Meanwhile, business analysts and less technically proficient decision-makers can more readily used preprocessed data, such as that present in data warehouses. Data from warehouses is accessed by BI tools and becomes daily or weekly reporting, charts in presentations, or simple aggregations in spreadsheets presented to executives.
Both data lakes and data warehouses facilitate analytics; the difference is that in the warehouse processed data has a predetermined use case, whereas in data lakes its purpose might be pending.
While the raw data in data lakes is malleable, which is ideal for agile analysis and machine learning, its unstructured nature means less strict adherence to data governance practices. In a data warehouse, the business processes used to assemble and manage the system ensure high-quality data and compliance with data governance standards.
Data lakes are best for businesses that need to make large amounts of data available to stakeholders with varied skills and needs. Within this context, they provide many benefits.
The main danger when building a data lake is that bad planning or management can transform the repository into a data swamp instead. A data swamp is a data lake with degraded value, whether due to design mistakes, stale data, or uninformed users and lack of regular access. Businesses implementing a data lake should anticipate several important challenges if they wish to avoid being left with a data swamp.
Data lakes are agile, multipurpose, and contain unstructured data for often undetermined use cases. Distributed storage in the cloud is the ideal platform for such a system, since cloud storage shares many characteristic architectural traits of a data lake. For savings on on-premises hardware and in-house resources, businesses building centralized online storage should consider cloud platforms first.
Stitch can replicate data to your Amazon S3 data lake. With reliable, scalable key-based object storage and a deep feature set, S3 is well-suited for deploying vast online storage.
A data lake may serve as a foundational step when seeking more advanced and agile analytics.
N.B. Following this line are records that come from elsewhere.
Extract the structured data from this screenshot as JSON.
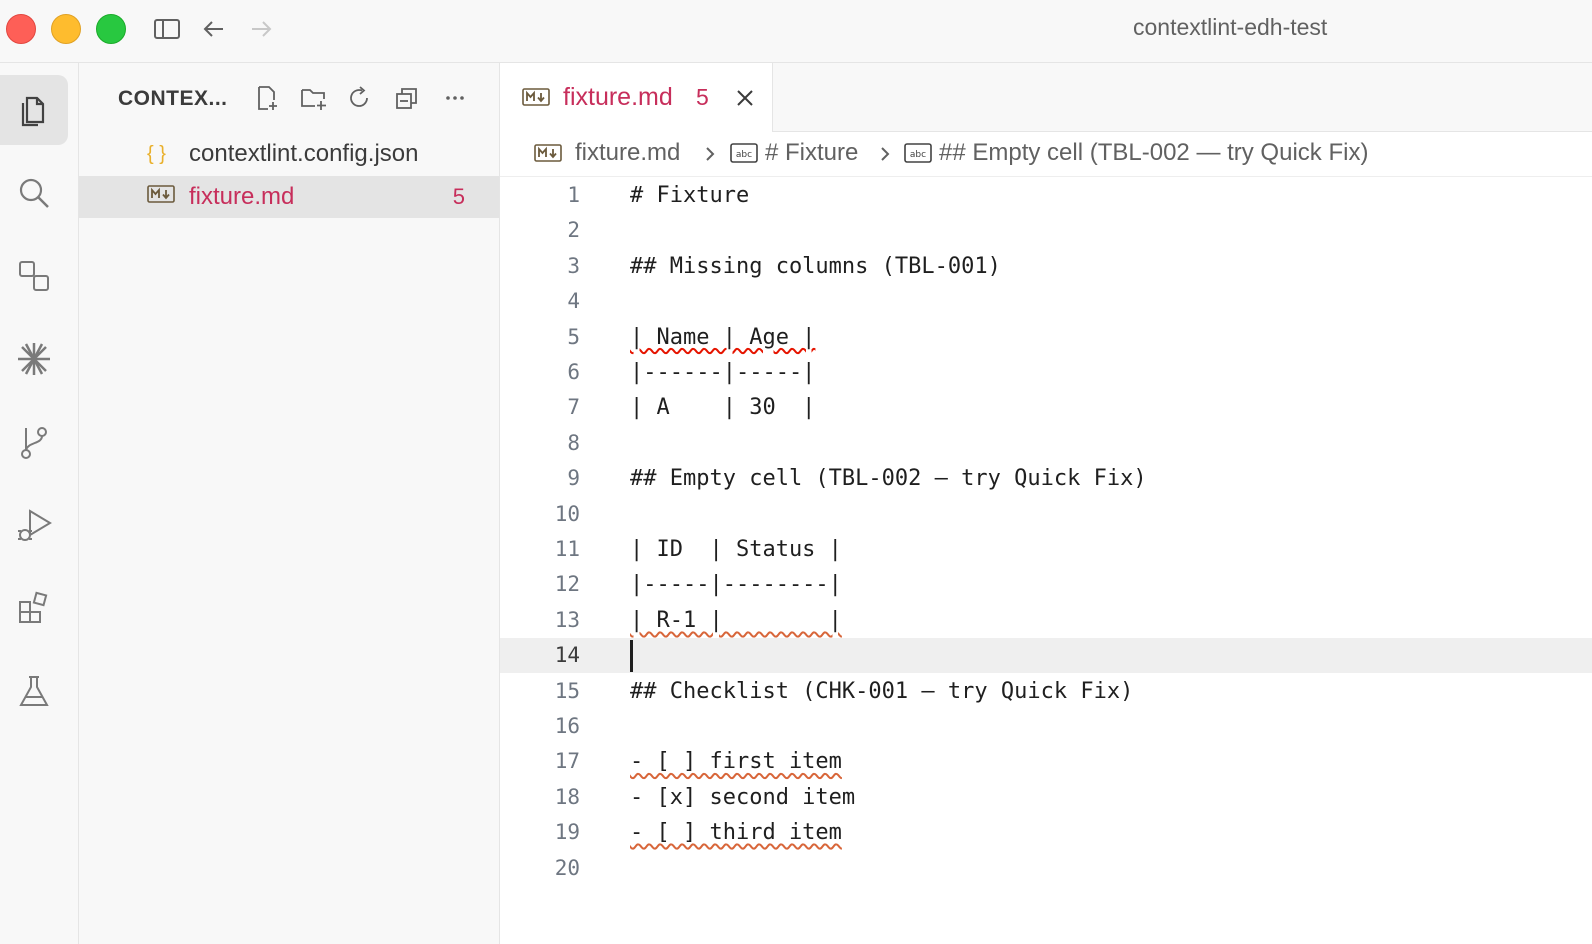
{
  "window": {
    "title": "contextlint-edh-test"
  },
  "sidebar": {
    "title": "CONTEX...",
    "files": [
      {
        "name": "contextlint.config.json",
        "icon": "json-braces-icon",
        "icon_text": "{ }",
        "badge": ""
      },
      {
        "name": "fixture.md",
        "icon": "markdown-file-icon",
        "badge": "5"
      }
    ]
  },
  "tab": {
    "label": "fixture.md",
    "badge": "5",
    "md_icon_text": "M↓"
  },
  "breadcrumb": {
    "file": "fixture.md",
    "heading1": "# Fixture",
    "heading2": "## Empty cell (TBL-002 — try Quick Fix)"
  },
  "editor": {
    "current_line": 14,
    "lines": [
      "# Fixture",
      "",
      "## Missing columns (TBL-001)",
      "",
      "| Name | Age |",
      "|------|-----|",
      "| A    | 30  |",
      "",
      "## Empty cell (TBL-002 — try Quick Fix)",
      "",
      "| ID  | Status |",
      "|-----|--------|",
      "| R-1 |        |",
      "",
      "## Checklist (CHK-001 — try Quick Fix)",
      "",
      "- [ ] first item",
      "- [x] second item",
      "- [ ] third item",
      ""
    ],
    "squiggle_lines": [
      5,
      13,
      17,
      19
    ]
  },
  "colors": {
    "error": "#c72e5b",
    "accent_red": "#e51400"
  }
}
Try Stitch for free today and access dozens of data connectors that make it easy to load diverse enterprise data into a data lake.